Can you retain diverse customers without commitment to ESG?
In this guest article, Sadia Corey, Vice President of Client Development at Savanta, discusses the need to embrace DEI to attract a diverse customer base.
With the world becoming ever more conscious of environmental, social and governance issues, businesses should be asking themselves what impact falling short of customers’ expectations will have on their brand.
Brands must recognise and embrace the concept of intersectionality, which acknowledges that individuals’ identities are shaped by a multitude of intersecting factors, such as age, race, gender, sexual orientation, ethnicity, ability and socioeconomic status. By understanding and incorporating this concept, brands can engage more effectively with diverse groups – and their allies.
If you can achieve this, you can reap the rewards in terms of brand loyalty, market share and social impact.

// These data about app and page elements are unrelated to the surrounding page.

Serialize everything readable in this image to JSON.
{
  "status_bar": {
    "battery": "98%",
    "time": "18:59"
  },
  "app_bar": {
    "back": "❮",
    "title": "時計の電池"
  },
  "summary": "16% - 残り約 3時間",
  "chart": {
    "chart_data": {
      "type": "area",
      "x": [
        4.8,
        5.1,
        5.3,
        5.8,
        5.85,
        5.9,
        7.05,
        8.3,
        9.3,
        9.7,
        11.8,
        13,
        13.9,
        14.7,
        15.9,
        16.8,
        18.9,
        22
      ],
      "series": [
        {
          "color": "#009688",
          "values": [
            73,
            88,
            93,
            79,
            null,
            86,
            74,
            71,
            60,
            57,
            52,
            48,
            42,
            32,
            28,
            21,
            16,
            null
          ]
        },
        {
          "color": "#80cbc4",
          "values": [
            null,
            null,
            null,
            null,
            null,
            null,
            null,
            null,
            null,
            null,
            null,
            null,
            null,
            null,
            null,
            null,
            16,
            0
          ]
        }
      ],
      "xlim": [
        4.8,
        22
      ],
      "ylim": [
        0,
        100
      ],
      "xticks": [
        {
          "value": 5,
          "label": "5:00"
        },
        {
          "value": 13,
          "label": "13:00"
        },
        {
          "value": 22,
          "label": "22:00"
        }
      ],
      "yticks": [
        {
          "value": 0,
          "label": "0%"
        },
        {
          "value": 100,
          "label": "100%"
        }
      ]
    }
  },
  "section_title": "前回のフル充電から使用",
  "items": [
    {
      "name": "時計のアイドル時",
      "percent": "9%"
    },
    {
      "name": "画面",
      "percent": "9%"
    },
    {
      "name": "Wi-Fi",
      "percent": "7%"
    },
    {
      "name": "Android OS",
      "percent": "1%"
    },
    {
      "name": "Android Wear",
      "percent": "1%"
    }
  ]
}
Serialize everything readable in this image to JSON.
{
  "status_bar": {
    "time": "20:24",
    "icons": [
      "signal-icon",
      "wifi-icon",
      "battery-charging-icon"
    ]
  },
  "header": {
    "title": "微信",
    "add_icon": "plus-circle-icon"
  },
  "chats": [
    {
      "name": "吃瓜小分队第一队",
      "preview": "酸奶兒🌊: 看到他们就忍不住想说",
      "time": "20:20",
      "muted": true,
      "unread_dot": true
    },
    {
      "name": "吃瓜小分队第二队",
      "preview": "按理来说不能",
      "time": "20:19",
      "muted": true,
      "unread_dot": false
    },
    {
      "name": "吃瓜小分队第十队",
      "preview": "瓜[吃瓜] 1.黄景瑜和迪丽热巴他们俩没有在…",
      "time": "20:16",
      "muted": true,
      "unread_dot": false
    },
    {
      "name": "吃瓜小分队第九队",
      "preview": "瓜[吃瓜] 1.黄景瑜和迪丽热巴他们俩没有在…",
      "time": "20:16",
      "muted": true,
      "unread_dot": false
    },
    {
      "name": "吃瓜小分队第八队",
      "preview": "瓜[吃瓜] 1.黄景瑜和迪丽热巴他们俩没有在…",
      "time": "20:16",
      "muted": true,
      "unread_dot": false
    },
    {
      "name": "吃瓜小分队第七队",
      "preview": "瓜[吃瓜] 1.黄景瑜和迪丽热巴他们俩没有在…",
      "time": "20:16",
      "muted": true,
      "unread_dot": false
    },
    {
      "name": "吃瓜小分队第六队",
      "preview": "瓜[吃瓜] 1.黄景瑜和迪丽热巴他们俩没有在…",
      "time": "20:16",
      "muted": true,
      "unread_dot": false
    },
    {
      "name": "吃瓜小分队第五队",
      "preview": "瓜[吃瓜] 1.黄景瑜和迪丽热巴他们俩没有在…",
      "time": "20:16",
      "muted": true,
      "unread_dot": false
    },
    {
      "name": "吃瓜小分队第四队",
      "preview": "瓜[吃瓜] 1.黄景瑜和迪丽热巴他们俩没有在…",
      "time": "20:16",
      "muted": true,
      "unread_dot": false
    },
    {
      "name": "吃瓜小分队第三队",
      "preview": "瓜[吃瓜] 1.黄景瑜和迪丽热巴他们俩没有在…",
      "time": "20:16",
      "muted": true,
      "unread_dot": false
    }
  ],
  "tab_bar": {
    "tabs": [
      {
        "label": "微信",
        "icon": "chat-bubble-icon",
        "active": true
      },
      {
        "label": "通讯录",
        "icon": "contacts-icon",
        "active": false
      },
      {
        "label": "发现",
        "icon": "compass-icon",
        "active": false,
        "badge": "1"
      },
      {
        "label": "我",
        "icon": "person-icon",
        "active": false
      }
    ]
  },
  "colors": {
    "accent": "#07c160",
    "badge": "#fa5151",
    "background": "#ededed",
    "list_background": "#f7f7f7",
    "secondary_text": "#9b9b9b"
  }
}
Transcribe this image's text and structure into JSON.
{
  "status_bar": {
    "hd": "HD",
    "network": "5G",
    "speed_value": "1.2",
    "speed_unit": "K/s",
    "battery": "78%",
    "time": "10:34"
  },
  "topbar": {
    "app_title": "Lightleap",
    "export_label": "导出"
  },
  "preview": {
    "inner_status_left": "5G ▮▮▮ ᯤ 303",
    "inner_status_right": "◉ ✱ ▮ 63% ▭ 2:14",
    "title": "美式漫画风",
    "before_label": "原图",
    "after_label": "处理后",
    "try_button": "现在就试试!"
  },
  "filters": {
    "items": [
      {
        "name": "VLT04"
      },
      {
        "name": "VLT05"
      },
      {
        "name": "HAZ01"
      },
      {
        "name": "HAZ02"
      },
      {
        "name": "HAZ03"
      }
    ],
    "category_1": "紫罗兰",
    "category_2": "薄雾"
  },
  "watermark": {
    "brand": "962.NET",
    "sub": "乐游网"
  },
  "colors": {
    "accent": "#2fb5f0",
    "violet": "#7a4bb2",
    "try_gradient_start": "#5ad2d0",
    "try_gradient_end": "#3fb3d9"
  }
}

But, as our recent report – Understanding Bias, Discrimination and Its Impact on Society – reveals, those who are not able to embrace the idea of intersectionality and apply it to their brand and understanding of customer beliefs and behaviours are at risk of being boycotted.
Nearly three in 10 (28%) UK adults are unwilling to buy from brands that are not committed to diversity, equity and inclusion (DE&I) – a large enough proportion to do some serious damage to your bottom line. Committing to DE&I does not just mean showing your support for initiatives or social causes outwardly, it means practising what you preach and creating a safe environment for both your customers and employees.
Those from under-represented groups are even more likely to shop elsewhere to contribute to behaviours or causes they disagree with – whether those behaviours relate to their own identity or not. Almost half (47%) of consumers from a Black background and 37% of the LGBTQIA+ community would boycott a brand.
Understanding the experiences and behaviours of marginalised groups is not enough, you need to act on this knowledge and commit to enveloping it into your business. By proactively integrating inclusivity into your strategy, you can not only avoid tokenism and cultural appropriation but also create experiences that authentically represent and celebrate the diversity of your consumers, establishing a foundation of trust and loyalty. Nike is a shining example of this; following years of campaigns, backed up with hard work, commitment, and impactful activity – they make people feel supported and like they belong, which is taking their business from strength to strength.
Those who don’t act could lose out in an increasingly competitive and fragmented market, especially with consumers being more careful about where they spend their money due to the cost-of-living crisis. It’s clear that ethical consumerism is gaining momentum, with nearly a quarter (23%) of consumers admitting that they feel negative towards brands that stay silent at important social moments, increasing to 41% amongst people from Black backgrounds and 35% amongst the LGBTQIA+ community.
Responding to social moments and actively engaging in conversations around inclusivity can help demonstrate your commitment to social progress and help you connect with socially conscious consumers who are increasingly seeking products and services that align with their values. There is risk involved, particularly when you take a stand on sensitive issues, as you could alienate segments of your customer base that hold different viewpoints. Preparing for these challenges by engaging in thoughtful and empathetic communication, demonstrating transparency and remaining committed to your brand values is critical.
Standing up and showing support externally is not the only thing brands should be thinking about. Consumers want to know that your commitment runs deep, and is embedded within your corporate culture. Two in five (38%) consumers will not buy from brands that do not treat their workers fairly – with those from under-represented groups more likely to take a stand. People want to know that their purchasing choices are not contributing to harmful behaviours.
The brands that fail to embrace DE&I and recognise the importance of intersectionality risk losing relevance, market share and the opportunity to create a lasting impact. It is not only an ethical choice but also a strategic necessity, particularly as the spending power of Gen-Z and Millennials – who tend to be more ethically conscious – grows.
By acknowledging and incorporating the diverse identities and experiences of their consumers, brands can foster authenticity, establish meaningful connections and expand their market research. Moreover, embracing DE&I enables brands to be agents of positive change, shaping societal attitudes and contributing to a more inclusive world.